PEORIA, Ill. (WMBD) — Fall in Peoria means cooler temperatures, falling leaves and the members of the Peoria City Council get to sit through hours of budget presentations. 

On Tuesday, those around the Horseshoe got their first look at the proposed 2024 budget and what city staff thinks the budget will look like in 2025. 

City Hall expects to spend just less than $322 million in 2024, a 5.4% increase from 2023.

Tuesday’s meeting was the beginning of the process that will culminate on Nov. 14 when the council will likely approve the final budget. It could change from now until then.

That includes federal and state money from the COVID relief funds, grants to improve the city’s stormwater system, neighborhoods and its capital improvement projects on roads within the city. In total, there’ll be about $100 million spent on those capital projects of which $30 million will come from money the city has saved over the years. 

Next year’s budget also includes about $21.6 million in debt service payments for past borrowing by the city.

To offset that, the city brought in $291 million in revenue which doesn’t include the grants and the federal COVID money and doesn’t include the $30 million it used from its savings account.

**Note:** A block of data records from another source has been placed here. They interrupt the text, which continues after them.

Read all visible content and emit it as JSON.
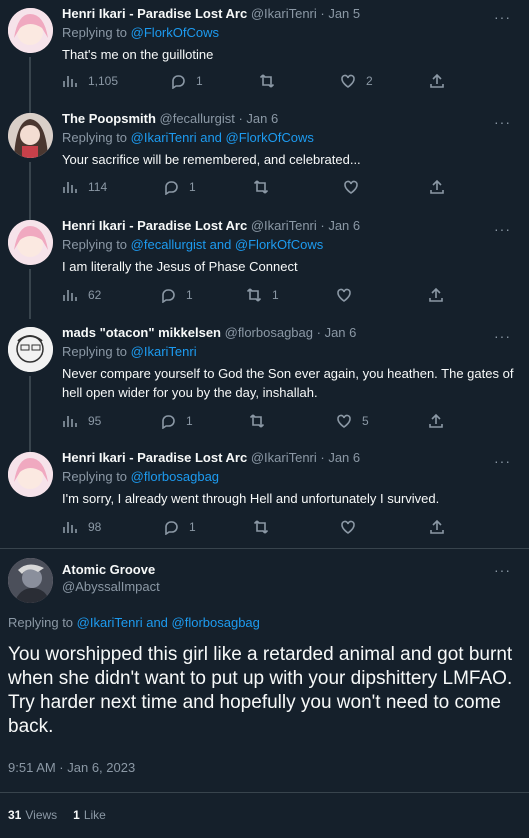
{
  "tweets": [
    {
      "name": "Henri Ikari - Paradise Lost Arc",
      "handle": "@IkariTenri",
      "date": "· Jan 5",
      "replying_to_prefix": "Replying to",
      "replying_to": "@FlorkOfCows",
      "text": "That's me on the guillotine",
      "views": "1,105",
      "replies": "1",
      "retweets": "",
      "likes": "2"
    },
    {
      "name": "The Poopsmith",
      "handle": "@fecallurgist",
      "date": "· Jan 6",
      "replying_to_prefix": "Replying to",
      "replying_to": "@IkariTenri and @FlorkOfCows",
      "text": "Your sacrifice will be remembered, and celebrated...",
      "views": "114",
      "replies": "1",
      "retweets": "",
      "likes": ""
    },
    {
      "name": "Henri Ikari - Paradise Lost Arc",
      "handle": "@IkariTenri",
      "date": "· Jan 6",
      "replying_to_prefix": "Replying to",
      "replying_to": "@fecallurgist and @FlorkOfCows",
      "text": "I am literally the Jesus of Phase Connect",
      "views": "62",
      "replies": "1",
      "retweets": "1",
      "likes": ""
    },
    {
      "name": "mads \"otacon\" mikkelsen",
      "handle": "@florbosagbag",
      "date": "· Jan 6",
      "replying_to_prefix": "Replying to",
      "replying_to": "@IkariTenri",
      "text": "Never compare yourself to God the Son ever again, you heathen. The gates of hell open wider for you by the day, inshallah.",
      "views": "95",
      "replies": "1",
      "retweets": "",
      "likes": "5"
    },
    {
      "name": "Henri Ikari - Paradise Lost Arc",
      "handle": "@IkariTenri",
      "date": "· Jan 6",
      "replying_to_prefix": "Replying to",
      "replying_to": "@florbosagbag",
      "text": "I'm sorry, I already went through Hell and unfortunately I survived.",
      "views": "98",
      "replies": "1",
      "retweets": "",
      "likes": ""
    }
  ],
  "main": {
    "name": "Atomic Groove",
    "handle": "@AbyssalImpact",
    "replying_to_prefix": "Replying to",
    "replying_to": "@IkariTenri and @florbosagbag",
    "text": "You worshipped this girl like a retarded animal and got burnt when she didn't want to put up with your dipshittery LMFAO. Try harder next time and hopefully you won't need to come back.",
    "timestamp": "9:51 AM · Jan 6, 2023",
    "views_count": "31",
    "views_label": "Views",
    "likes_count": "1",
    "likes_label": "Like"
  },
  "more_label": "···"
}
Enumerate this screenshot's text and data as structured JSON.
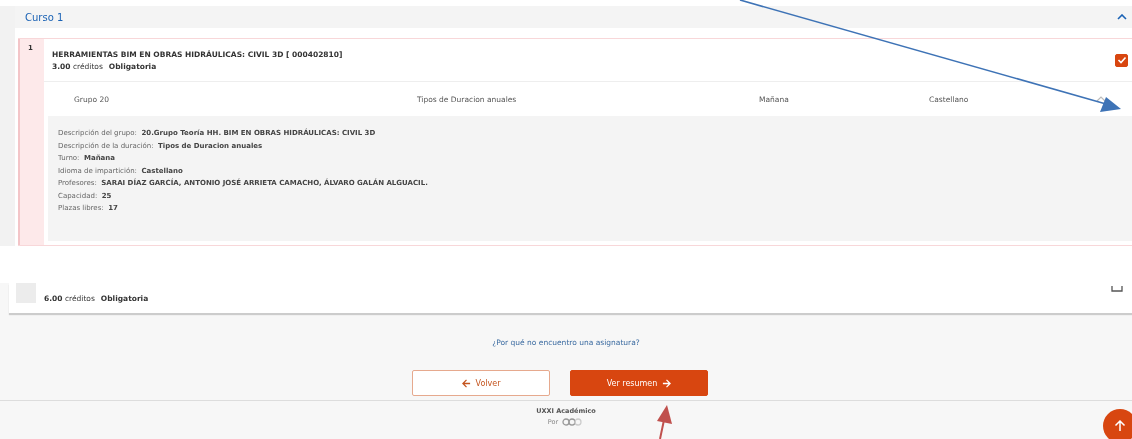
{
  "course": {
    "title": "Curso 1",
    "expanded": true
  },
  "subject": {
    "number": "1",
    "title": "HERRAMIENTAS BIM EN OBRAS HIDRÁULICAS: CIVIL 3D [ 000402810]",
    "credits": "3.00",
    "credits_label": "créditos",
    "type": "Obligatoria",
    "checked": true,
    "group": {
      "name": "Grupo 20",
      "duration": "Tipos de Duracion anuales",
      "shift": "Mañana",
      "language": "Castellano",
      "expanded": true,
      "details": [
        {
          "label": "Descripción del grupo:",
          "value": "20.Grupo Teoría HH. BIM EN OBRAS HIDRÁULICAS: CIVIL 3D"
        },
        {
          "label": "Descripción de la duración:",
          "value": "Tipos de Duracion anuales"
        },
        {
          "label": "Turno:",
          "value": "Mañana"
        },
        {
          "label": "Idioma de impartición:",
          "value": "Castellano"
        },
        {
          "label": "Profesores:",
          "value": "SARAI DÍAZ GARCÍA, ANTONIO JOSÉ ARRIETA CAMACHO, ÁLVARO GALÁN ALGUACIL."
        },
        {
          "label": "Capacidad:",
          "value": "25"
        },
        {
          "label": "Plazas libres:",
          "value": "17"
        }
      ]
    }
  },
  "next_subject": {
    "credits": "6.00",
    "credits_label": "créditos",
    "type": "Obligatoria"
  },
  "help_link": "¿Por qué no encuentro una asignatura?",
  "buttons": {
    "back": "Volver",
    "next": "Ver resumen"
  },
  "footer": {
    "product": "UXXI Académico",
    "by": "Por"
  }
}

It’s a planned reduction of the city’s reserves, said Kyle Cratty, the city’s finance director. The city was able to accumulate roughly $57 million in its general fund reserves. That’s 42% of the total general fund and well above the city’s policy of keeping 25% in reserve. The drawdown, Cratty said, was planned to keep city coffers close to that 25%.

Some of the grants the city will spend this year include:

  • $3.5 million in federal and state grants to rebuild Wisconsin Boulevard from McClure Avenue to Nebraska Avenue.
  • $4.7 million in state dollars for work on the MacArthur Highway corridor.
  • $5 million for Fire Station 16 which will include a second substation and a community center.

Newly elected At-Large Councilman Mike Vespa said the budget numbers are pretty much what he had expected.

“I don’t have a lot to compare it to but the bottom line is that we do have costs going up, which isn’t shocking,” he said. “We have added positions, and we are also going to try to focus on tackling the police and fire pensions which are going to be a larger and larger piece of the picture in future years.”

To that end, City Manager Patrick Urich said this year’s budget fully funds the city’s obligations to the police and fire pension funds; items which have been an albatross around the city’s neck as the costs for those two items keeps increasing.

5th District Council Member Denis Cyr mentioned his concern about the spending increase in the budget during Tuesday’s council meeting.

“We started two years ago with a budget of about $220 million, we went to $260 million and now we are looking at $321 million, an increase of $100 million in two years,” said Cyr.

He continued, “For a small city like Peoria, to me, it’s just incredible.”

Peoria will write a check for roughly $30 million this year to cover its pension obligations. That’s about 22% of the general fund which covers the day-to-day operations of the city. By 2029, that number will rise to nearly $40 million, or roughly 31% of the general fund.

Strong revenue growth in 2023 will drop in 2024 as the economy normalizes. Property value are still high so Peoria will still get more bang for its buck when it comes to property taxes without raising rates.

Also in the 2024 budget are dollars for 13 positions that include a grant coordinator for public works, nine maintenance positions for stormwater improvements and a building inspector for the city’s Community Development department.

A few years ago, the city began adopting a two-year budget plan with the idea the second year, in this case 2025, would be more of a projection but would allow lawmakers to get a sense of where things were trending.

As such, numbers for 2025 show a decrease in overall spending as the last $10 million of federal COVID money is completely spent and other grants fall off the books.